--- Extracted records Enclosed Below ---

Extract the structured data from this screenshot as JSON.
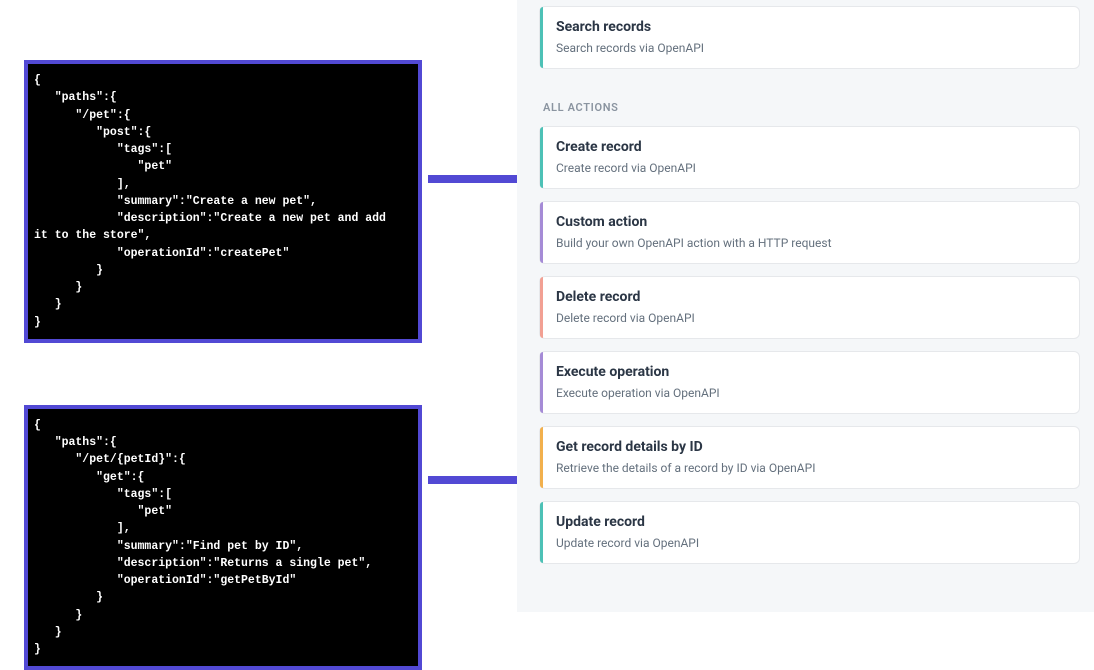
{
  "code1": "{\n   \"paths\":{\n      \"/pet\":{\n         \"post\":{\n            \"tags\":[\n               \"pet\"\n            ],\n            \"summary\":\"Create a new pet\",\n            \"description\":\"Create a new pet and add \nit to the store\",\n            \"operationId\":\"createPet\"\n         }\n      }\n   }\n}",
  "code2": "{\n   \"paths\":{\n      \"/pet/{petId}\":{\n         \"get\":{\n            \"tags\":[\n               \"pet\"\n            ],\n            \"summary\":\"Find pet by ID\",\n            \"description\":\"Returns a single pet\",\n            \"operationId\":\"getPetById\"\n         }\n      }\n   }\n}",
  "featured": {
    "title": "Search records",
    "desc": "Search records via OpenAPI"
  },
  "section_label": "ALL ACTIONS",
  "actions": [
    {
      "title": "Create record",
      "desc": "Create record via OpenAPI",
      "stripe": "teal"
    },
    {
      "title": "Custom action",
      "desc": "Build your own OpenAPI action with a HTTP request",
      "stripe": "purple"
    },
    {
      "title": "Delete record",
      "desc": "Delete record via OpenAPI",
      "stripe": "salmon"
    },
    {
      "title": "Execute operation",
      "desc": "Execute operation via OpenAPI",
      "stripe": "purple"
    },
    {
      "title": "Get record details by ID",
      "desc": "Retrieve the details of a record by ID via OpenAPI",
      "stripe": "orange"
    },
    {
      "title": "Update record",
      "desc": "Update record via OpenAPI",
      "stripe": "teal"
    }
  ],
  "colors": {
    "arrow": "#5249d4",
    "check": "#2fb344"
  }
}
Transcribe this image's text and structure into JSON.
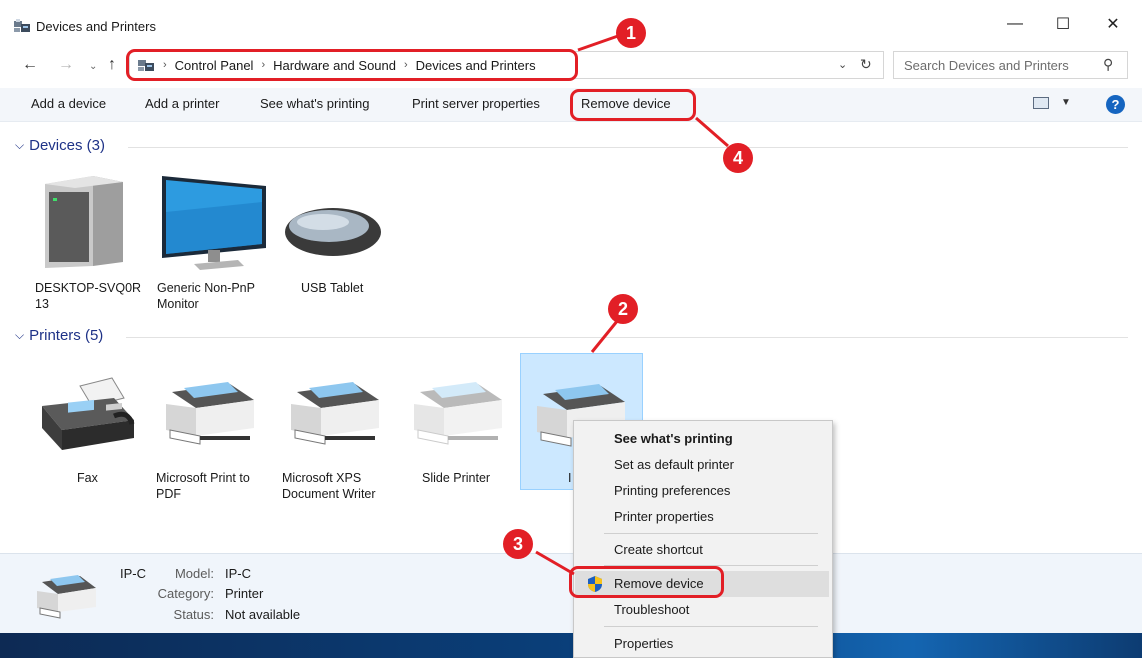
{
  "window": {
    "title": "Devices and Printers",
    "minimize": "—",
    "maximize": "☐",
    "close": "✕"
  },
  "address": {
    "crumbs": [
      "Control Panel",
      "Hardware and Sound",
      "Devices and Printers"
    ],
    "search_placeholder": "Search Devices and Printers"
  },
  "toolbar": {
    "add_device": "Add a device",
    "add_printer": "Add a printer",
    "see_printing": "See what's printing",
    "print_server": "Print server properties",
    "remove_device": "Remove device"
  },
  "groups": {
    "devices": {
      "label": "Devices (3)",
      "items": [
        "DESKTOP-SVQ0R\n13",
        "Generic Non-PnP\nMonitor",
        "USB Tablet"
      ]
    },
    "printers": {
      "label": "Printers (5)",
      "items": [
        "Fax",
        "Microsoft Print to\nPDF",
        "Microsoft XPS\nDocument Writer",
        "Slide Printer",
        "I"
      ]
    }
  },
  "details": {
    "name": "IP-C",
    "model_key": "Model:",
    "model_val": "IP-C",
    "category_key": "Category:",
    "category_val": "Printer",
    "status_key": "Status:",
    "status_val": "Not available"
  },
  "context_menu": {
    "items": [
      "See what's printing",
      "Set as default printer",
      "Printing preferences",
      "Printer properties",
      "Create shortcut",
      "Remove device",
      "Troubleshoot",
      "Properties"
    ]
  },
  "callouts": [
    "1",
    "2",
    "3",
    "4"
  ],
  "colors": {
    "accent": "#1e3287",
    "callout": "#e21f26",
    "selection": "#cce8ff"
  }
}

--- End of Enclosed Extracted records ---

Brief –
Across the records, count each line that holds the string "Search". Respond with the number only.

Written answer –
3